-- What you have to do --
The response must contain every line below in which "content" appears.
---------------
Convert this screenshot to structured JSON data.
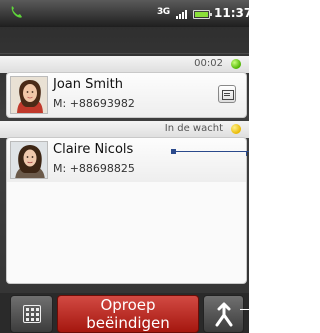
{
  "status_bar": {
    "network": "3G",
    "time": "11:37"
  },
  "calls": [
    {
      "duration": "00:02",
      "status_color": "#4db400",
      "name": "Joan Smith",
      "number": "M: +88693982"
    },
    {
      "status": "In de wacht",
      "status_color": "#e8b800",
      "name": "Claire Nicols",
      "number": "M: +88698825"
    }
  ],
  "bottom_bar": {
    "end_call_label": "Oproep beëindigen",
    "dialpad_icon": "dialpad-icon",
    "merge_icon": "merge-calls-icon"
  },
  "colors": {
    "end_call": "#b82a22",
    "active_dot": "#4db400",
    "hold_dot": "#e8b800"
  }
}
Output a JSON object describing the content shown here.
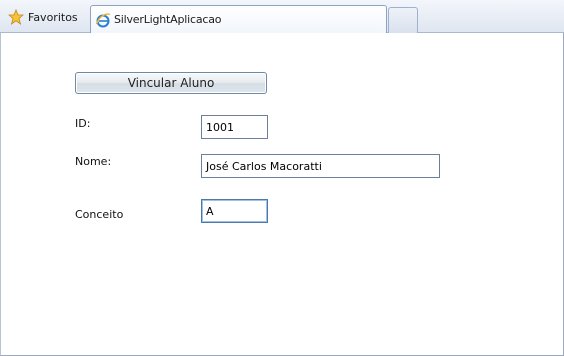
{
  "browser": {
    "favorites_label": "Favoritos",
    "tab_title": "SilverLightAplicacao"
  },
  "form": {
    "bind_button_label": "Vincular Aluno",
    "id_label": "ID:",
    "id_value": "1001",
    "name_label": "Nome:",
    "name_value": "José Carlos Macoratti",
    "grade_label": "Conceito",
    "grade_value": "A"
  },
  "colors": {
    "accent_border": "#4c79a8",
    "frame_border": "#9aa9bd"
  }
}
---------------
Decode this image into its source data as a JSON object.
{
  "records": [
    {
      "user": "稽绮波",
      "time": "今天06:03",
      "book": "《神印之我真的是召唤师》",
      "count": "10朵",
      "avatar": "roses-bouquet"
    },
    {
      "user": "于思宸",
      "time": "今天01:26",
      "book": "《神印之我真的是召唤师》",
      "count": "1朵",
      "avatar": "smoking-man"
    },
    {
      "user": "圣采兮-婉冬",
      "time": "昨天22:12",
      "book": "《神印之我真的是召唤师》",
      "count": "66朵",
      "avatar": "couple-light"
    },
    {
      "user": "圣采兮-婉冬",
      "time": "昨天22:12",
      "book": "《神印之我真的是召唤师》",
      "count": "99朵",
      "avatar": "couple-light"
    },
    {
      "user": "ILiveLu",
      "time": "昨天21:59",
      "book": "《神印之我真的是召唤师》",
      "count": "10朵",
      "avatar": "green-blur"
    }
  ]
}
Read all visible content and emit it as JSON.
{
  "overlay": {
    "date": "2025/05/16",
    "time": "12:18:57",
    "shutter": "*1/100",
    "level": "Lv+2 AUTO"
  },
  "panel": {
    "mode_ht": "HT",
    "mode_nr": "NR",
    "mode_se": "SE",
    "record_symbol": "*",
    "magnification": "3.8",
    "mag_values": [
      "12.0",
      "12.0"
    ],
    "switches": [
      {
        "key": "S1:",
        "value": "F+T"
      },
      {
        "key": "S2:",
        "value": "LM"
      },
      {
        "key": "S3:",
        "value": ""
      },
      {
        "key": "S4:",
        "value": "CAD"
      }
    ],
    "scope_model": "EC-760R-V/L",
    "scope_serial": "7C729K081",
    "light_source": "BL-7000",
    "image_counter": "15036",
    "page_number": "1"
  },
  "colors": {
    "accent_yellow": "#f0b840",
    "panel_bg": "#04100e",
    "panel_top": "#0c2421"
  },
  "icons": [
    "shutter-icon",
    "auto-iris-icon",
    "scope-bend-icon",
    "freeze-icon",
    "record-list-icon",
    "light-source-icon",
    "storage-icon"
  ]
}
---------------
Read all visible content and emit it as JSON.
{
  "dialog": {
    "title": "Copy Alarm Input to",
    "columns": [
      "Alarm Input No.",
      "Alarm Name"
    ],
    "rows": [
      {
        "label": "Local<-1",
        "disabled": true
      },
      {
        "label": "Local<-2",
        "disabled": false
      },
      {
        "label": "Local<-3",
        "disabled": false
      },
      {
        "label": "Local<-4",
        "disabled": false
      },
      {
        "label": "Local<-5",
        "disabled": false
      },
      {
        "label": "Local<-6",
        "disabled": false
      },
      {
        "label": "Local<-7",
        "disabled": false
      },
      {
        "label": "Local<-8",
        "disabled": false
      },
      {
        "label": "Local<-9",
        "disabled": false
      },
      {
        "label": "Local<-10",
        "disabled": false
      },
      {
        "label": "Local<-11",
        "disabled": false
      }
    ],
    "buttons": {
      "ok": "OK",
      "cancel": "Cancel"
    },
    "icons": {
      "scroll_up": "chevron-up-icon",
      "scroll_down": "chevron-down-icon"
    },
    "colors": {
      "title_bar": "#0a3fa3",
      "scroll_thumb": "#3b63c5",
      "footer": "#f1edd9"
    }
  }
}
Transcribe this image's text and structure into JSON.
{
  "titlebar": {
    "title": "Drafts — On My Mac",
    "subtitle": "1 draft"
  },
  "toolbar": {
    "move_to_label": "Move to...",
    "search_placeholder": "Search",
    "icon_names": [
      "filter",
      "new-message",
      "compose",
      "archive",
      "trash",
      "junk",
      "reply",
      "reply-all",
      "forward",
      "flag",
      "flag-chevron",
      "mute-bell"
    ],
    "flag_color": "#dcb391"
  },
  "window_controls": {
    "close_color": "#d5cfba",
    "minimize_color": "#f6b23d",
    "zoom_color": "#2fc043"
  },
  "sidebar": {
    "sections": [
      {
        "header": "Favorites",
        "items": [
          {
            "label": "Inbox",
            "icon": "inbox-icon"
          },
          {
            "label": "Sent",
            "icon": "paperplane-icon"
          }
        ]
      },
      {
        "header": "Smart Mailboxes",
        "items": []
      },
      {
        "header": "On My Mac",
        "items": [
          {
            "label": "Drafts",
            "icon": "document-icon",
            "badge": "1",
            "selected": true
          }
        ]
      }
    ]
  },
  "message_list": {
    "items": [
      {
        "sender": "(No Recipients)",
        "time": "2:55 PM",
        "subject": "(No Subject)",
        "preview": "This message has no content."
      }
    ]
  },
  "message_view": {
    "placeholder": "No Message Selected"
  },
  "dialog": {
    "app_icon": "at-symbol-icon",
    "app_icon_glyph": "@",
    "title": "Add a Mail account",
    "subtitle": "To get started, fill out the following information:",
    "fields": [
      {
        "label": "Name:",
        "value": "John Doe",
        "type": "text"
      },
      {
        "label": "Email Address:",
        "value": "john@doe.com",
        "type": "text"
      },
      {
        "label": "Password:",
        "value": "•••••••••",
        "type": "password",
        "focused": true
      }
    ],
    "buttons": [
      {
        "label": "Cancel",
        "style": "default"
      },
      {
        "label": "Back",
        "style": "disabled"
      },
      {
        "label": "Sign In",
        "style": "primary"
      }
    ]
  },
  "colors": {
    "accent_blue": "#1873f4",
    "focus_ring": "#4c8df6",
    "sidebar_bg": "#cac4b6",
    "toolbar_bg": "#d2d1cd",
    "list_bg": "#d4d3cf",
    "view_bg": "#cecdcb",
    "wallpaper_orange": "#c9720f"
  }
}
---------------
-- Solution --
Output a JSON object describing the content shown here.
Read all visible content and emit it as JSON.
Read all visible content and emit it as JSON.
        "preview": "This message has no content."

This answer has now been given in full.